This new HomePod looks a lot like the original full-size HomePod, which Apple discontinued some time ago. The new model now joins the HomePod Mini in Apple’s lineup and provides a sizable audio performance upgrade to that model thanks to a powerful woofer with 20mm of excursion and five tweeters that create a beam-forming array.
The audio demo took place in a high-ceilinged room, part of a large loft space in Tribeca. It’s a big room for Manhattan, but maybe not so big in suburban living room terms. What matters is the new HomePod plays nice and satisfyingly loud in a larger space. It also looks great: say goodbye to the Space Gray option and hello to the darker, more dramatic Midnight color and a white option. This layout had a sofa in the center and plenty of space to the side and behind the sofa. We were encouraged to move around and check out the sound from multiple positions, although I spent most of the session in the sweet spot of the center seat.
The demo began with a single HomePod 2, playing “Everybody” by Ingrid Michaelson, off the album of the same name. The purpose was to show how the speaker handled a female vocal and acoustic guitar with a drum; the track had a clean and unprocessed sound. The speaker handled it smoothly and delicately, with enough bass to give it a solid foundation. But in terms of soundstaging, it mostly sounded like the music and the vocals were all coming from one speaker; in other words, it sounded good but conventional.
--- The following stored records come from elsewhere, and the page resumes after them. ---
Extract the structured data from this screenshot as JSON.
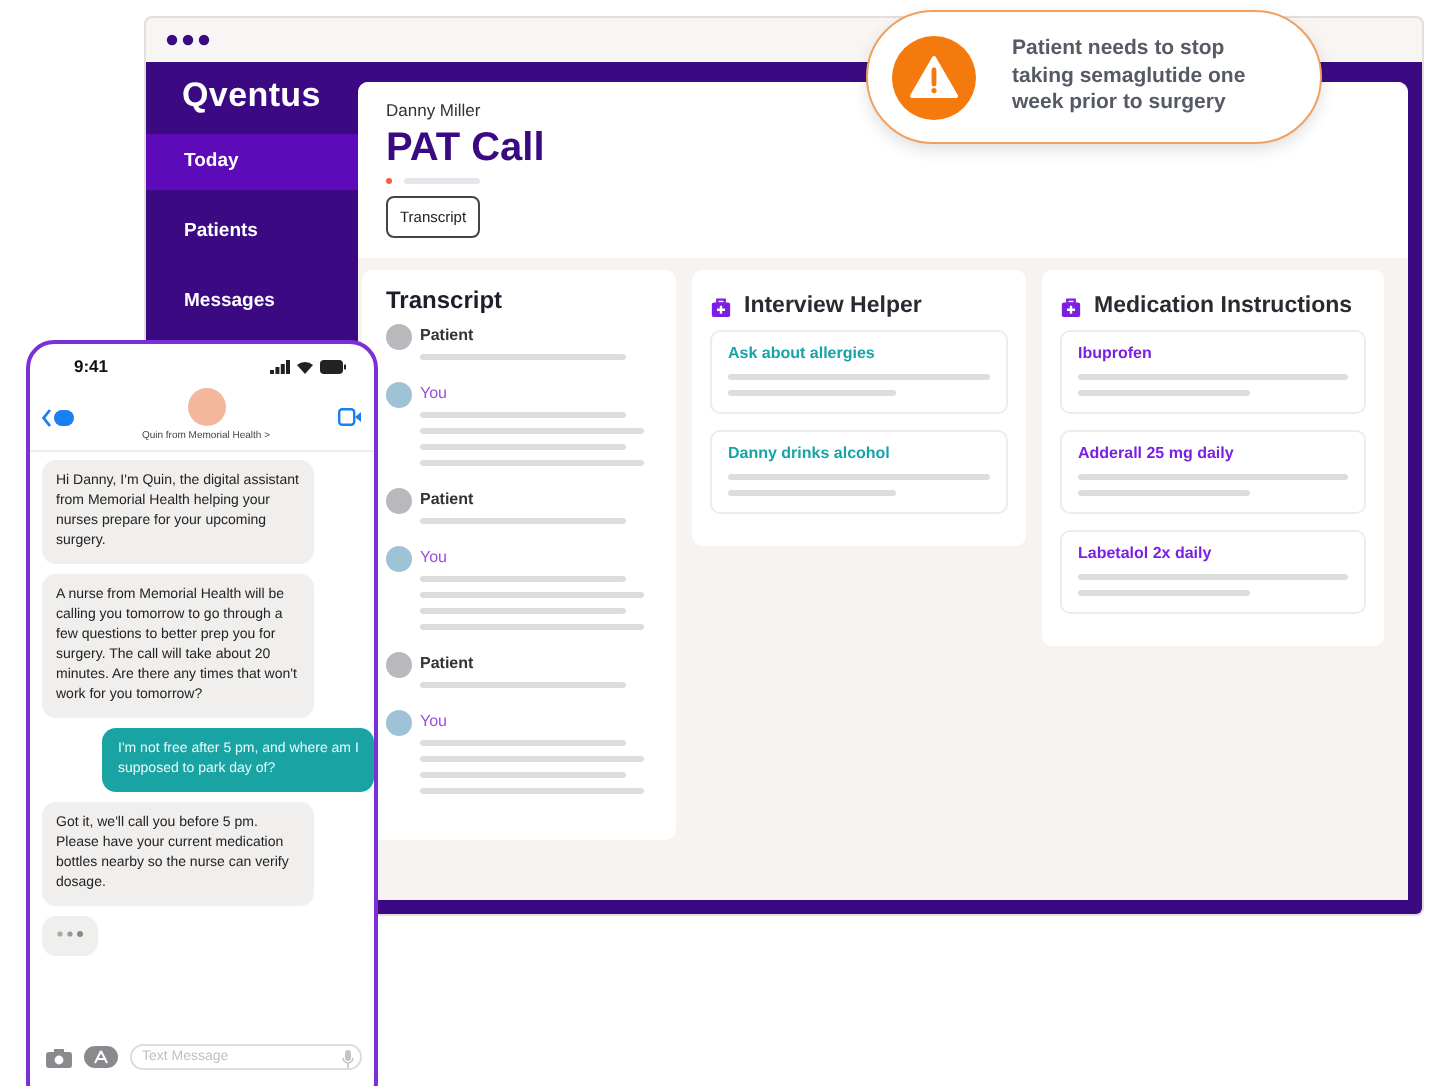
{
  "window": {
    "logo": "Qventus"
  },
  "sidebar": {
    "items": [
      {
        "label": "Today",
        "selected": true
      },
      {
        "label": "Patients",
        "selected": false
      },
      {
        "label": "Messages",
        "selected": false
      }
    ]
  },
  "header": {
    "patient": "Danny Miller",
    "title": "PAT Call",
    "button": "Transcript"
  },
  "transcript": {
    "title": "Transcript",
    "entries": [
      {
        "speaker": "Patient",
        "kind": "patient"
      },
      {
        "speaker": "You",
        "kind": "you"
      },
      {
        "speaker": "Patient",
        "kind": "patient"
      },
      {
        "speaker": "You",
        "kind": "you"
      },
      {
        "speaker": "Patient",
        "kind": "patient"
      },
      {
        "speaker": "You",
        "kind": "you"
      }
    ]
  },
  "interview_helper": {
    "title": "Interview Helper",
    "items": [
      "Ask about allergies",
      "Danny drinks alcohol"
    ]
  },
  "medication_instructions": {
    "title": "Medication Instructions",
    "items": [
      "Ibuprofen",
      "Adderall 25 mg daily",
      "Labetalol 2x daily"
    ]
  },
  "alert": {
    "text": "Patient needs to stop taking semaglutide one week prior to surgery"
  },
  "phone": {
    "time": "9:41",
    "contact": "Quin from Memorial Health >",
    "messages": [
      {
        "kind": "assistant",
        "text": "Hi Danny, I'm Quin, the digital assistant from Memorial Health helping your nurses prepare for your upcoming surgery."
      },
      {
        "kind": "assistant",
        "text": "A nurse from Memorial Health will be calling you tomorrow to go through a few questions to better prep you for surgery. The call will take about 20 minutes. Are there any times that won't work for you tomorrow?"
      },
      {
        "kind": "user",
        "text": "I'm not free after 5 pm, and where am I supposed to park day of?"
      },
      {
        "kind": "assistant",
        "text": "Got it, we'll call you before 5 pm. Please have your current medication bottles nearby so the nurse can verify dosage."
      }
    ],
    "typing": true,
    "placeholder": "Text Message"
  }
}
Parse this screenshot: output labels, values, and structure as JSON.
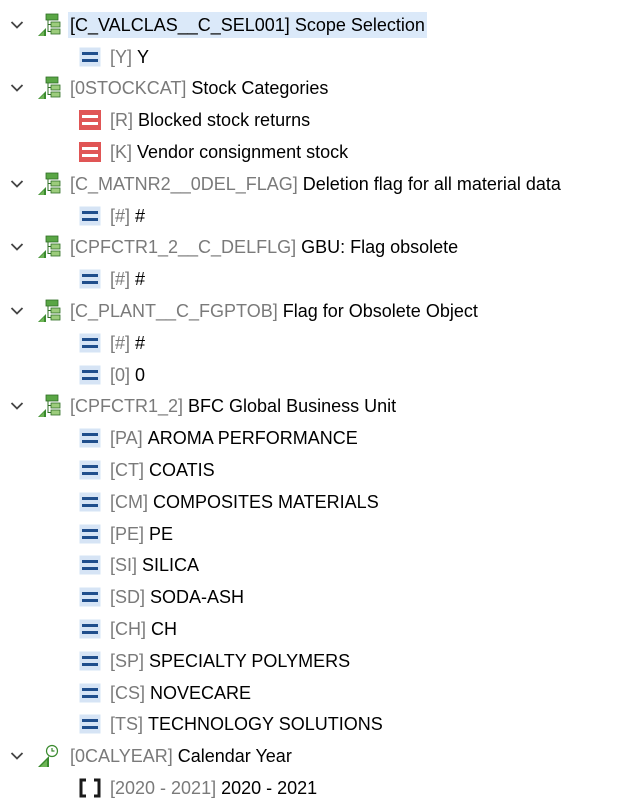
{
  "tree": [
    {
      "code": "[C_VALCLAS__C_SEL001]",
      "label": "Scope Selection",
      "icon": "hierarchy-icon",
      "selected": true,
      "children": [
        {
          "code": "[Y]",
          "label": "Y",
          "icon": "equals-icon"
        }
      ]
    },
    {
      "code": "[0STOCKCAT]",
      "label": "Stock Categories",
      "icon": "hierarchy-icon",
      "children": [
        {
          "code": "[R]",
          "label": "Blocked stock returns",
          "icon": "exclude-icon"
        },
        {
          "code": "[K]",
          "label": "Vendor consignment stock",
          "icon": "exclude-icon"
        }
      ]
    },
    {
      "code": "[C_MATNR2__0DEL_FLAG]",
      "label": "Deletion flag for all material data",
      "icon": "hierarchy-icon",
      "children": [
        {
          "code": "[#]",
          "label": "#",
          "icon": "equals-icon"
        }
      ]
    },
    {
      "code": "[CPFCTR1_2__C_DELFLG]",
      "label": "GBU: Flag obsolete",
      "icon": "hierarchy-icon",
      "children": [
        {
          "code": "[#]",
          "label": "#",
          "icon": "equals-icon"
        }
      ]
    },
    {
      "code": "[C_PLANT__C_FGPTOB]",
      "label": "Flag for Obsolete Object",
      "icon": "hierarchy-icon",
      "children": [
        {
          "code": "[#]",
          "label": "#",
          "icon": "equals-icon"
        },
        {
          "code": "[0]",
          "label": "0",
          "icon": "equals-icon"
        }
      ]
    },
    {
      "code": "[CPFCTR1_2]",
      "label": "BFC Global Business Unit",
      "icon": "hierarchy-icon",
      "children": [
        {
          "code": "[PA]",
          "label": "AROMA PERFORMANCE",
          "icon": "equals-icon"
        },
        {
          "code": "[CT]",
          "label": "COATIS",
          "icon": "equals-icon"
        },
        {
          "code": "[CM]",
          "label": "COMPOSITES MATERIALS",
          "icon": "equals-icon"
        },
        {
          "code": "[PE]",
          "label": "PE",
          "icon": "equals-icon"
        },
        {
          "code": "[SI]",
          "label": "SILICA",
          "icon": "equals-icon"
        },
        {
          "code": "[SD]",
          "label": "SODA-ASH",
          "icon": "equals-icon"
        },
        {
          "code": "[CH]",
          "label": "CH",
          "icon": "equals-icon"
        },
        {
          "code": "[SP]",
          "label": "SPECIALTY POLYMERS",
          "icon": "equals-icon"
        },
        {
          "code": "[CS]",
          "label": "NOVECARE",
          "icon": "equals-icon"
        },
        {
          "code": "[TS]",
          "label": "TECHNOLOGY SOLUTIONS",
          "icon": "equals-icon"
        }
      ]
    },
    {
      "code": "[0CALYEAR]",
      "label": "Calendar Year",
      "icon": "time-hierarchy-icon",
      "children": [
        {
          "code": "[2020 - 2021]",
          "label": "2020 - 2021",
          "icon": "interval-icon"
        }
      ]
    }
  ],
  "colors": {
    "selection_bg": "#dbe9f9",
    "code_text": "#7a7a7a",
    "equals_icon": "#1f4e8c",
    "equals_bg": "#d6e4f5",
    "exclude_icon": "#e05555",
    "hierarchy_green": "#3a8a2e"
  }
}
A switch to a couple of tracks with spatial audio expansion brought out ambiance, creating a more interesting and enveloping sound from the single unit. “Faith” by The Weeknd has a persistent synth wash and pulsing sound that the HomePod Generation 2 interpreted as ambiance and rendered as such, so the vocals came from the speaker, but the music itself created a more room-filling sound.
One HomePod generation 2 can do a bit of stereo imaging on its own, not full-on stereo but some sense of left-right definition on top of the ambiance. But what a single HomePod delivers is just an appetizer. The main course is what you get with two units, which is near total audio envelopment from just a pair of stylish and compact speakers.
Adding a second HomePod generation 2 results in a phenomenal upgrade in audio fidelity. Let’s start with the basics: The dual speaker system plays louder with more impactful bass but also can create a proper stereo image, as you’d expect from a pair of properly positioned speakers. But here’s the rub, these are self-optimizing speakers that can sense if they are near a wall and adjust accordingly, so the notion of proper positioning is expanded to encompass a wide variety of placement options. So you get optimized sound pretty much automatically, especially if you sit centered and treat them like “audiophile” speakers.
With two HomePod generation 2 speakers, the 3D imaging the system achieves is just… wow. This is the future of high-fidelity sound. Hearing such an enveloping, engaging, dynamic sound come from two compact, wireless, affordable speakers brought tears of joy to my eyes. I’m serious!
Of course, every good demo has to have a grand finale. Apple showcased a live version of Hotel California—the 1994 MTV version. And I confess, that really got me. The thought I could not get out of my mind is how this level of sound quality will certainly be good enough for most people in most situations. Of course, there’s a place in the world for big, powerful systems with tons of speakers, just like there’s a place for DSLR cameras in a world of smartphones.
Apple’s HomePod Generation 2 offers a compelling listening experience, especially spatial audio rendered with a pair. I suspect Apple may have just done for speakers what AirPods pro did for earbuds, raising the bar on audio performance while delivering the aesthetics, build quality, convenience, and features Apple is known for.
Apple is taking pre-orders for the multi-talented, excellent-sounding HomePod generation 2, which will ship on February 3, 2023.